The Vail Daily
EAGLE COUNTY — There’s a pest ruining Bud Gates’ haystacks, tearing down his fences and eating his crops.
The lifelong cattle rancher lives in rural, northwestern Eagle County, and is a less-than-enthusiastic neighbor to the largest elk herd in North America. Elk, after all, don’t pay much attention to trespassing laws.
“It’s not so much what they eat, it’s what they destroy,” Gates said. “By the time they urinate all over the haystacks, the cattle won’t even eat it.”
State wildlife officials estimate just under 42,000 elk live in the northwest corner of Eagle County, near the communities of Sweetwater and Burns.
That’s nearly a 40 percent increase from 15 years ago, though wildlife officials point out they are better at counting the animals these days.
With those new numbers in tow, the wildlife commission is considering raising the number of elk hunting permits issued year-to-year.
Hunters, ranchers, wildlife enthusiasts and business owners are just some of the people who have a vested interest in the herd’s health and survival.
Comments from those groups that use and share the land with the elk will be key in deciding the herd’s fate, said Pat Tucker, area wildlife manager.
If it’s up to Gates, more hunting licenses will be issued in the future. Depending upon the time of year, 50 percent of that herd’s habitat is on private land.
Hunting keeps the herd in check, and it makes life for ranchers a bit easier, while ensuring that the herd still has the right mix of males-to-females for reproduction. Wildlife officials issue more licenses for female elk, known as cows, Gates said.
Jannis Putelis agreed. The avid hunter said the state needs to issue more cow hunting licenses to keep the herd population under control.

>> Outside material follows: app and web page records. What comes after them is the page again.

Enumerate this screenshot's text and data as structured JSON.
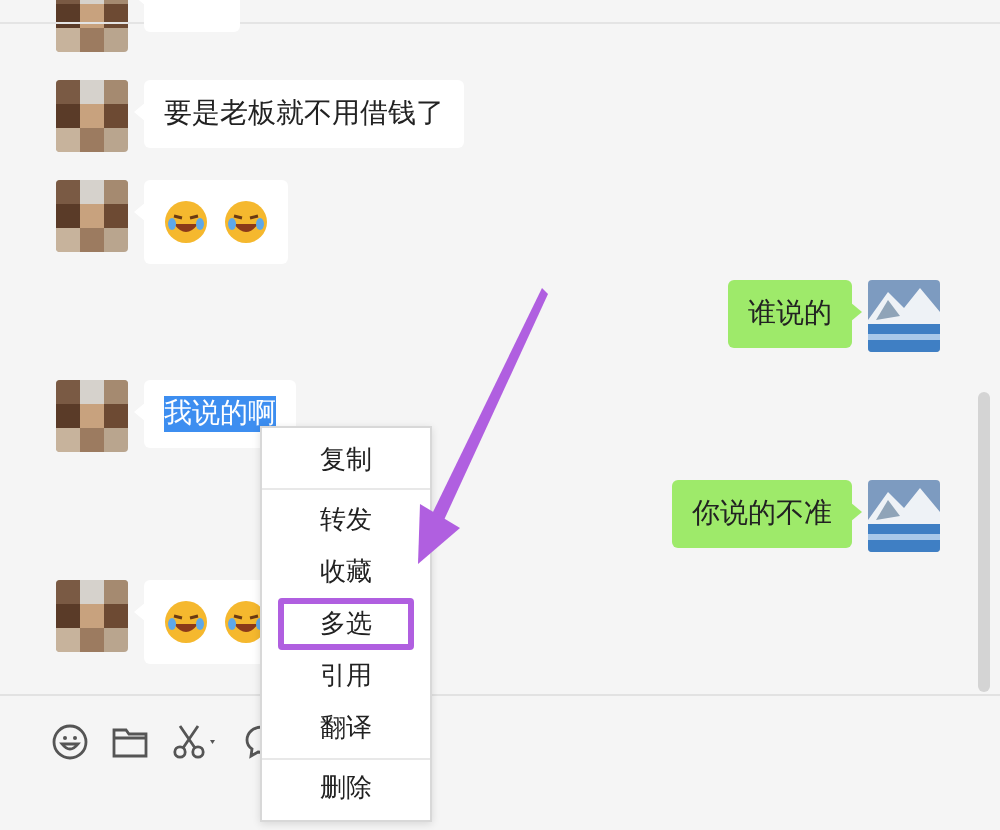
{
  "messages": [
    {
      "kind": "incoming_partial"
    },
    {
      "kind": "incoming_text",
      "text": "要是老板就不用借钱了"
    },
    {
      "kind": "incoming_emoji",
      "emojis": [
        {
          "kind": "laugh"
        },
        {
          "kind": "laugh"
        }
      ]
    },
    {
      "kind": "outgoing_text",
      "text": "谁说的"
    },
    {
      "kind": "incoming_text",
      "text": "我说的啊",
      "text_selected": true
    },
    {
      "kind": "outgoing_text",
      "text": "你说的不准"
    },
    {
      "kind": "incoming_emoji",
      "emojis": [
        {
          "kind": "laugh"
        },
        {
          "kind": "laugh"
        }
      ]
    }
  ],
  "context_menu": {
    "groups": [
      {
        "items": [
          {
            "label": "复制",
            "highlighted": false
          }
        ]
      },
      {
        "items": [
          {
            "label": "转发",
            "highlighted": false
          },
          {
            "label": "收藏",
            "highlighted": false
          },
          {
            "label": "多选",
            "highlighted": true
          },
          {
            "label": "引用",
            "highlighted": false
          },
          {
            "label": "翻译",
            "highlighted": false
          }
        ]
      },
      {
        "items": [
          {
            "label": "删除",
            "highlighted": false
          }
        ]
      }
    ]
  },
  "toolbar": [
    {
      "kind": "emoji"
    },
    {
      "kind": "folder"
    },
    {
      "kind": "scissors"
    },
    {
      "kind": "chat"
    }
  ]
}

Hunters too often just want to hunt male elk, or bulls, aiming for a trophy set of antlers, he said.
“We have way too much elk roadkill in Colorado,” Putelis said.
Hunting is big business throughout the area and the county, bringing in $10.18 million worth of business to Eagle County, according to wildlife officials.

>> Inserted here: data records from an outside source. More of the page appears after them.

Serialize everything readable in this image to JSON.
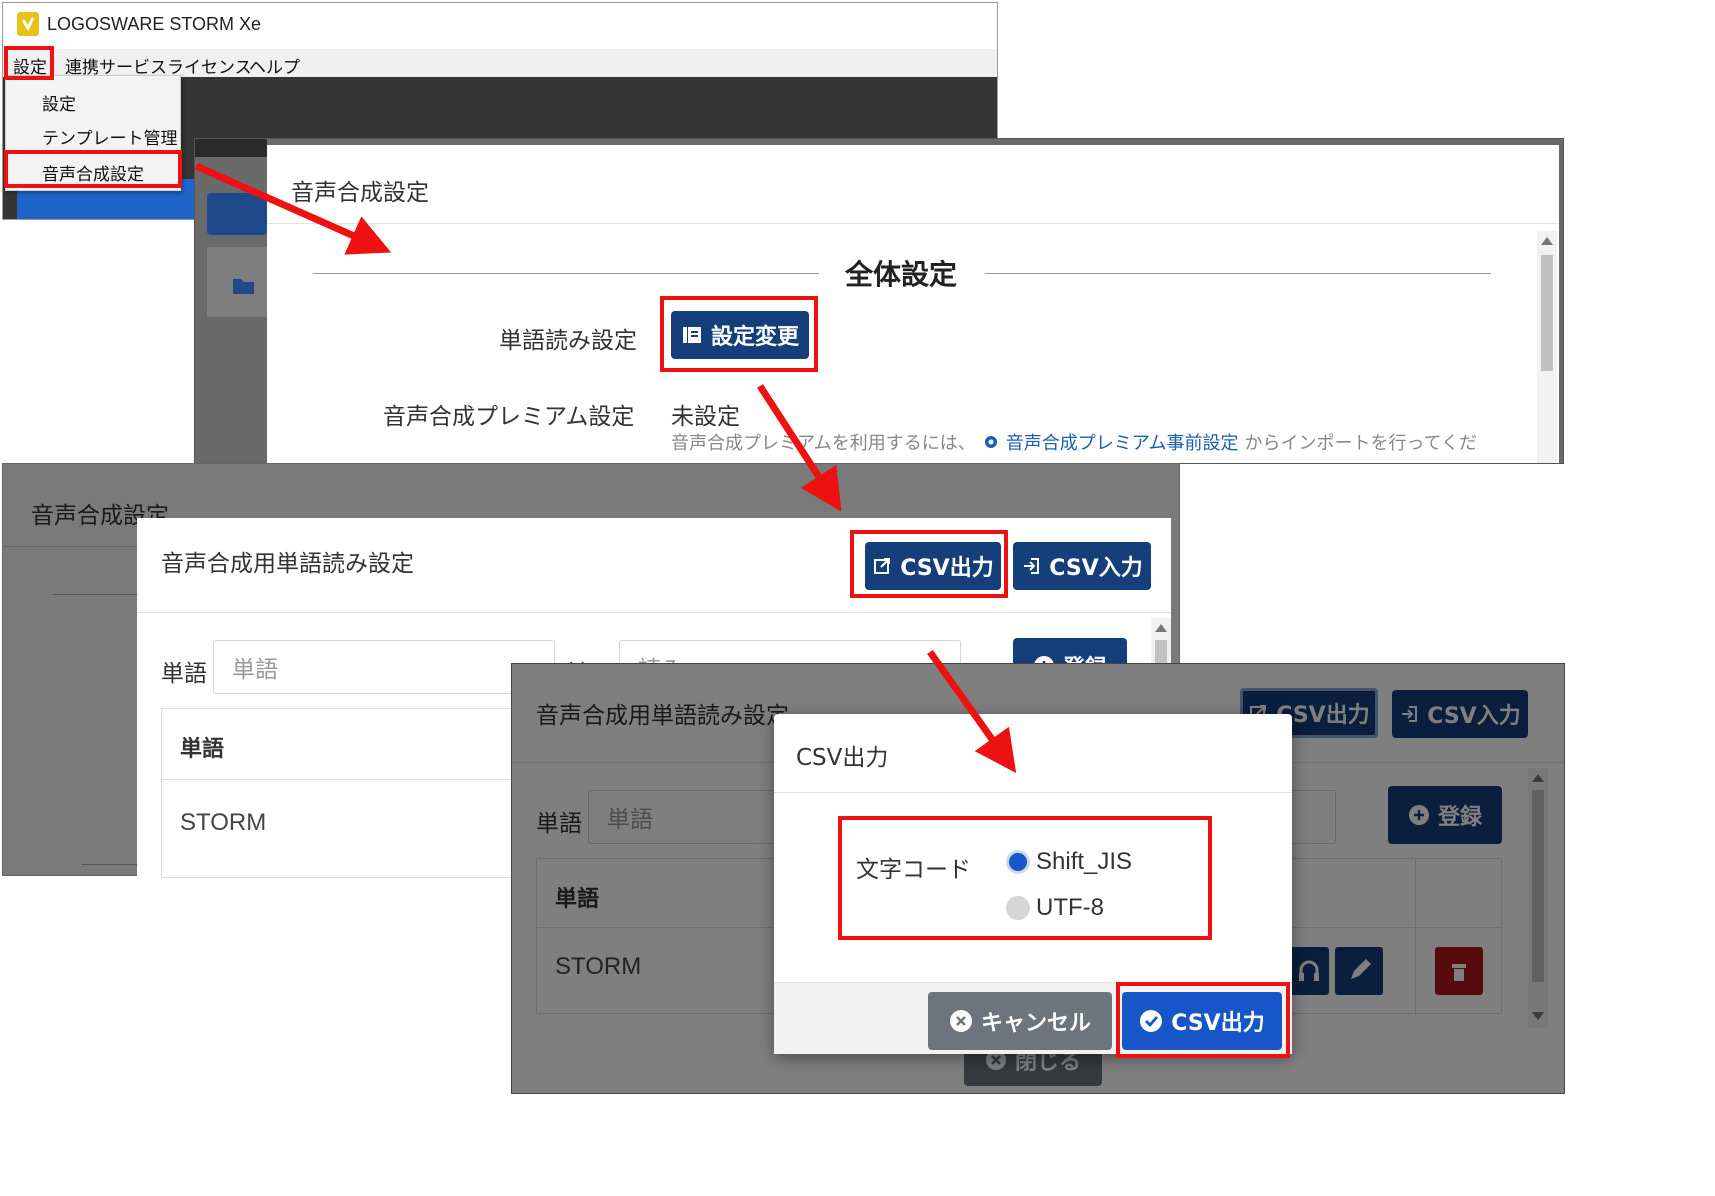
{
  "app": {
    "title": "LOGOSWARE STORM Xe",
    "menubar": [
      "設定",
      "連携サービス",
      "ライセンス",
      "ヘルプ"
    ],
    "dropdown": [
      "設定",
      "テンプレート管理",
      "音声合成設定"
    ]
  },
  "voice_settings": {
    "title": "音声合成設定",
    "section_heading": "全体設定",
    "word_reading_label": "単語読み設定",
    "change_button": "設定変更",
    "premium_label": "音声合成プレミアム設定",
    "premium_value": "未設定",
    "premium_note_before": "音声合成プレミアムを利用するには、",
    "premium_link": "音声合成プレミアム事前設定",
    "premium_note_after": "からインポートを行ってくだ"
  },
  "word_dialog": {
    "bg_title": "音声合成設定",
    "title": "音声合成用単語読み設定",
    "csv_export": "CSV出力",
    "csv_import": "CSV入力",
    "word_label": "単語",
    "word_placeholder": "単語",
    "reading_label": "読み",
    "reading_placeholder": "読み",
    "register": "登録",
    "col_word": "単語",
    "row_word": "STORM",
    "close": "閉じる"
  },
  "csv_dialog": {
    "title": "CSV出力",
    "encoding_label": "文字コード",
    "options": [
      {
        "label": "Shift_JIS",
        "selected": true
      },
      {
        "label": "UTF-8",
        "selected": false
      }
    ],
    "cancel": "キャンセル",
    "ok": "CSV出力"
  },
  "colors": {
    "highlight": "#ee1111",
    "primary": "#143f7a",
    "danger": "#b0171b",
    "link": "#1a5fb4"
  }
}
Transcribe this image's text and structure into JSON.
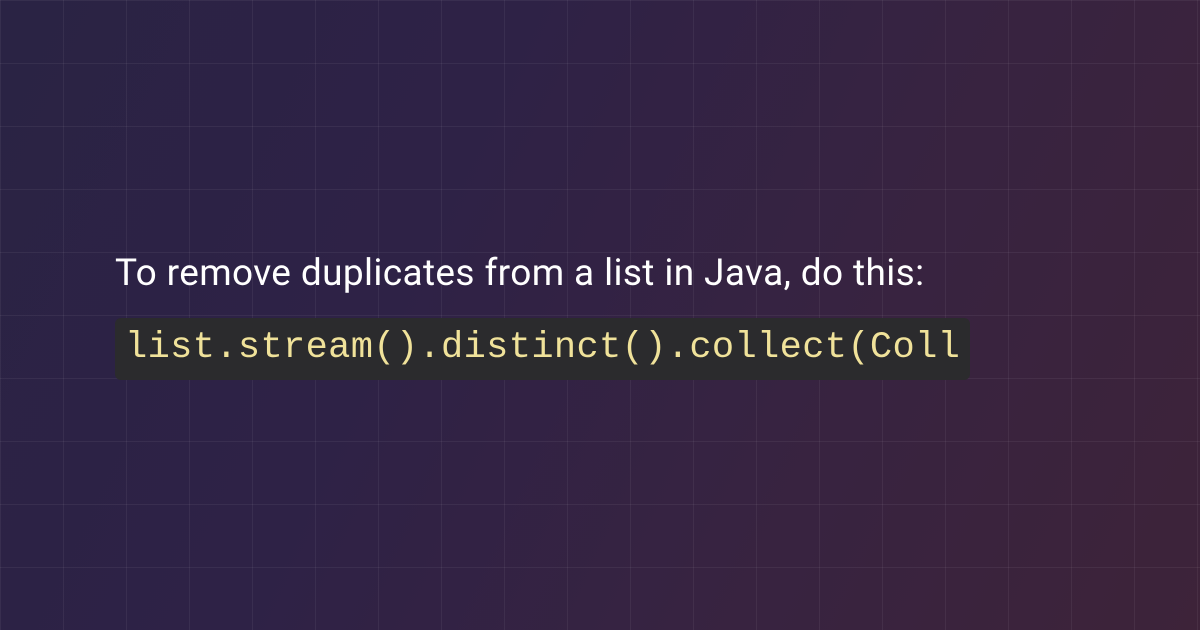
{
  "snippet": {
    "description": "To remove duplicates from a list in Java, do this:",
    "code": "list.stream().distinct().collect(Coll"
  }
}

The last three years have been good hunting seasons in that the population remaining after the season closes remains high, Tucker said.
Tucker said he didn’t know how many licenses were issued for the Sweetwater/Burns area, but said “there definitely hasn’t been an increase.”

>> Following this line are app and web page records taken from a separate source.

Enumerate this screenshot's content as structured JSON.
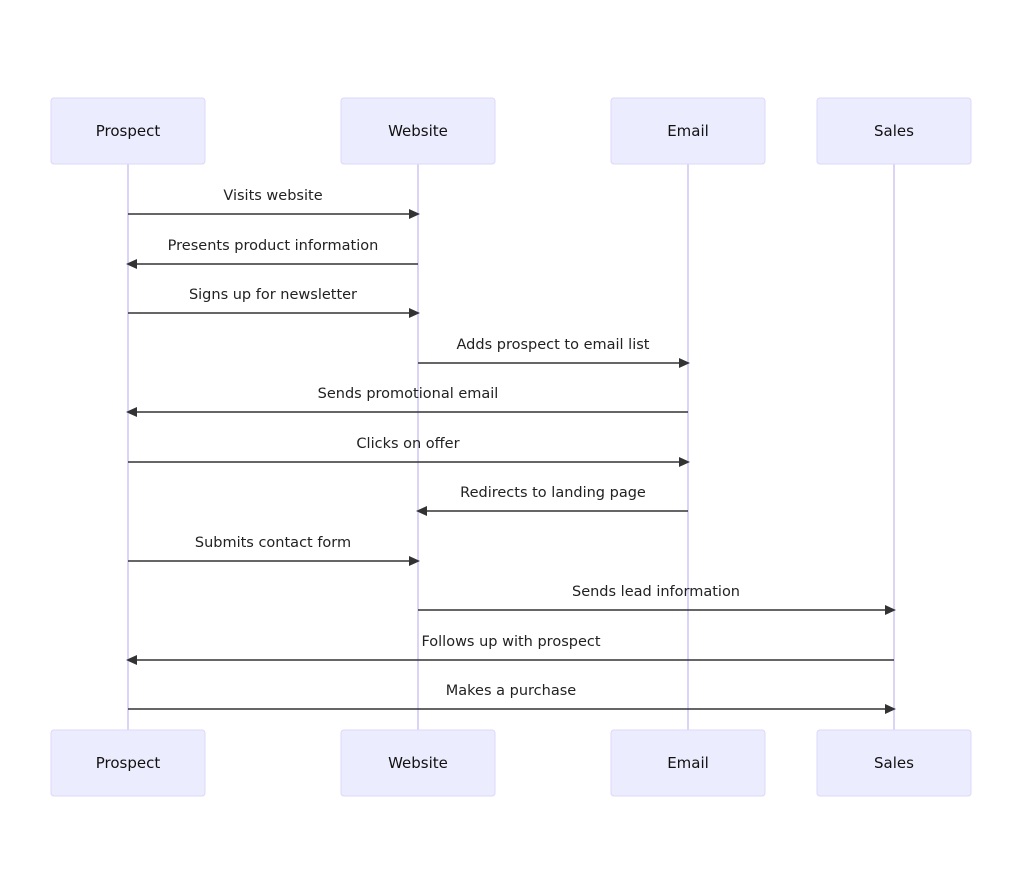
{
  "diagram": {
    "type": "sequence",
    "actors": [
      {
        "id": "prospect",
        "label": "Prospect"
      },
      {
        "id": "website",
        "label": "Website"
      },
      {
        "id": "email",
        "label": "Email"
      },
      {
        "id": "sales",
        "label": "Sales"
      }
    ],
    "messages": [
      {
        "from": "prospect",
        "to": "website",
        "label": "Visits website"
      },
      {
        "from": "website",
        "to": "prospect",
        "label": "Presents product information"
      },
      {
        "from": "prospect",
        "to": "website",
        "label": "Signs up for newsletter"
      },
      {
        "from": "website",
        "to": "email",
        "label": "Adds prospect to email list"
      },
      {
        "from": "email",
        "to": "prospect",
        "label": "Sends promotional email"
      },
      {
        "from": "prospect",
        "to": "email",
        "label": "Clicks on offer"
      },
      {
        "from": "email",
        "to": "website",
        "label": "Redirects to landing page"
      },
      {
        "from": "prospect",
        "to": "website",
        "label": "Submits contact form"
      },
      {
        "from": "website",
        "to": "sales",
        "label": "Sends lead information"
      },
      {
        "from": "sales",
        "to": "prospect",
        "label": "Follows up with prospect"
      },
      {
        "from": "prospect",
        "to": "sales",
        "label": "Makes a purchase"
      }
    ]
  }
}
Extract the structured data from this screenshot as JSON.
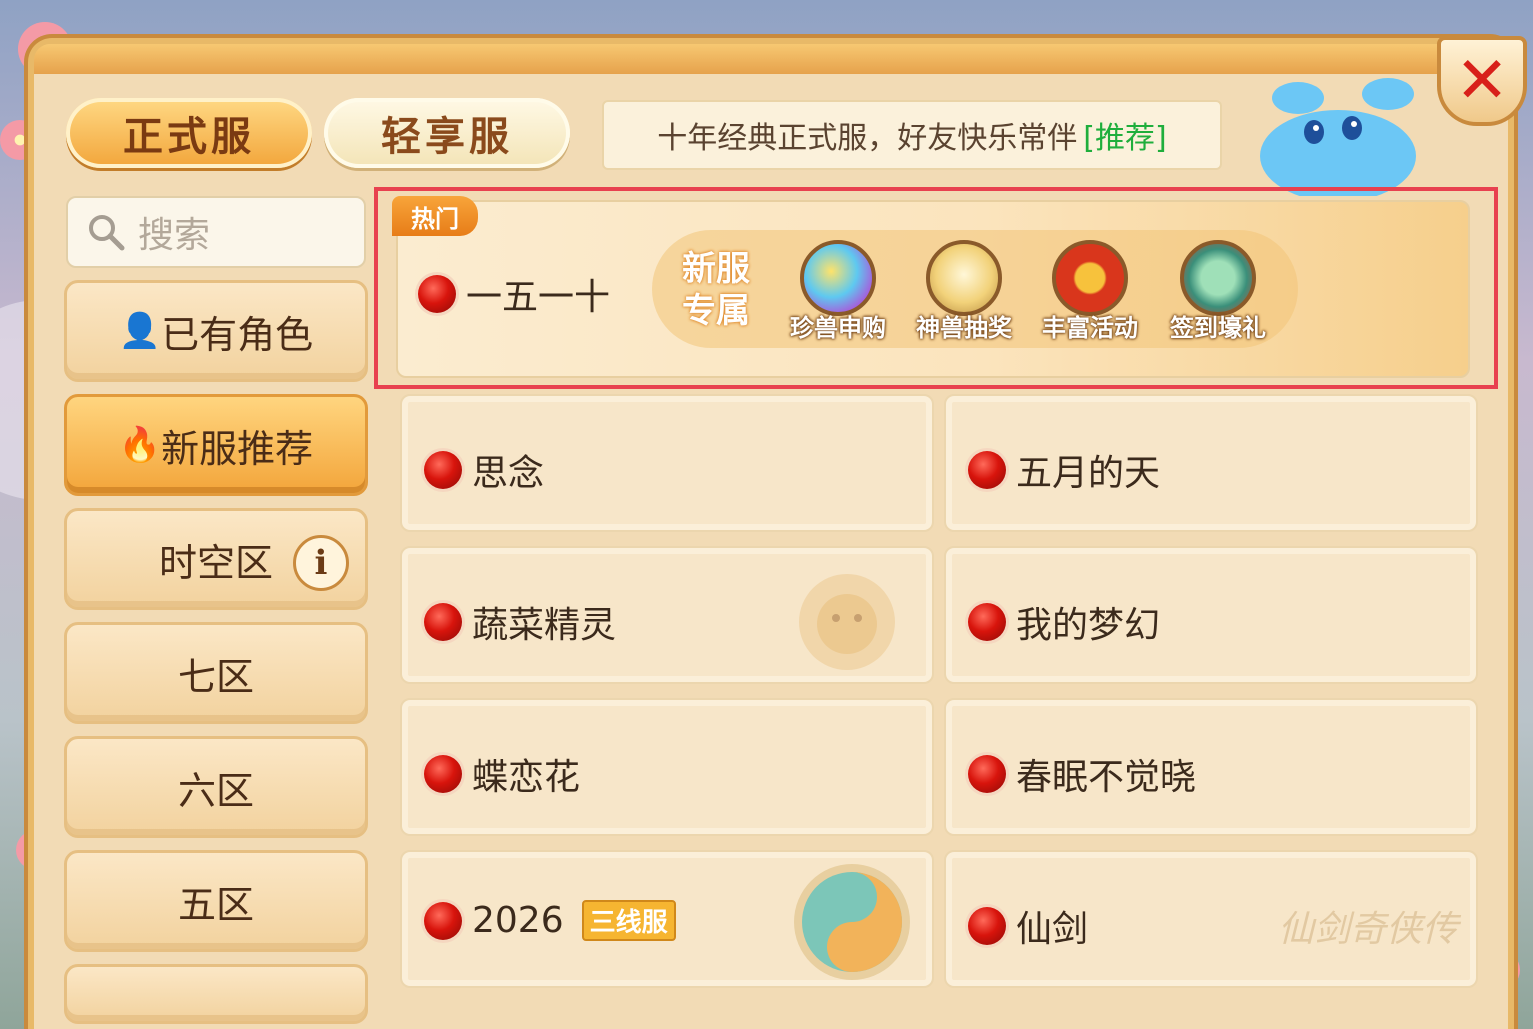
{
  "tabs": {
    "formal": "正式服",
    "light": "轻享服"
  },
  "slogan": {
    "text": "十年经典正式服，好友快乐常伴",
    "recommend": "[推荐]"
  },
  "search": {
    "placeholder": "搜索"
  },
  "sidebar": {
    "items": [
      {
        "label": "已有角色"
      },
      {
        "label": "新服推荐"
      },
      {
        "label": "时空区"
      },
      {
        "label": "七区"
      },
      {
        "label": "六区"
      },
      {
        "label": "五区"
      }
    ]
  },
  "hot": {
    "badge": "热门",
    "server_name": "一五一十",
    "perks_title": "新服专属",
    "perks": [
      {
        "label": "珍兽申购"
      },
      {
        "label": "神兽抽奖"
      },
      {
        "label": "丰富活动"
      },
      {
        "label": "签到壕礼"
      }
    ]
  },
  "servers": [
    {
      "name": "思念"
    },
    {
      "name": "五月的天"
    },
    {
      "name": "蔬菜精灵"
    },
    {
      "name": "我的梦幻"
    },
    {
      "name": "蝶恋花"
    },
    {
      "name": "春眠不觉晓"
    },
    {
      "name": "2026",
      "tag": "三线服"
    },
    {
      "name": "仙剑",
      "watermark": "仙剑奇侠传"
    }
  ],
  "colors": {
    "accent": "#f2a53a",
    "highlight_border": "#e8414f",
    "status_dot": "#d8140c",
    "recommend": "#1fae3c"
  }
}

Handing out more hunting licenses won’t do enough to thin the herd, said Rob Edward, with Sinapu, a group that advocates the restoration of carnivores, such as wolves, in Colorado.
Hunting as a sport is on the decline, he said. In the meantime, elk are increasing because their primary predator — wolves — have been absent from the state since 1945.
Bringing wolves back to Colorado would thin the herd, as well as force elk to change habitat more often. “Redistributing” the elk would stop them from overgrazing aspen and willow trees.
Such a change in the food chain would prompt positive changes in the landscape, such as providing better beaver habitat and more wetlands, Edward said.
It’s working in Yellowstone National Park, where wildlife officials are still studying the success of the wolf-reintroduction program there, Edward said.
“The people of Colorado have said in multiple public opinion polls that they believe wolves should be restored to Colorado,” he said. “So certainly there is widespread political support. The issue is of the political will to do so.”
The commission is expected to decide this fall how many elk licenses it will issue.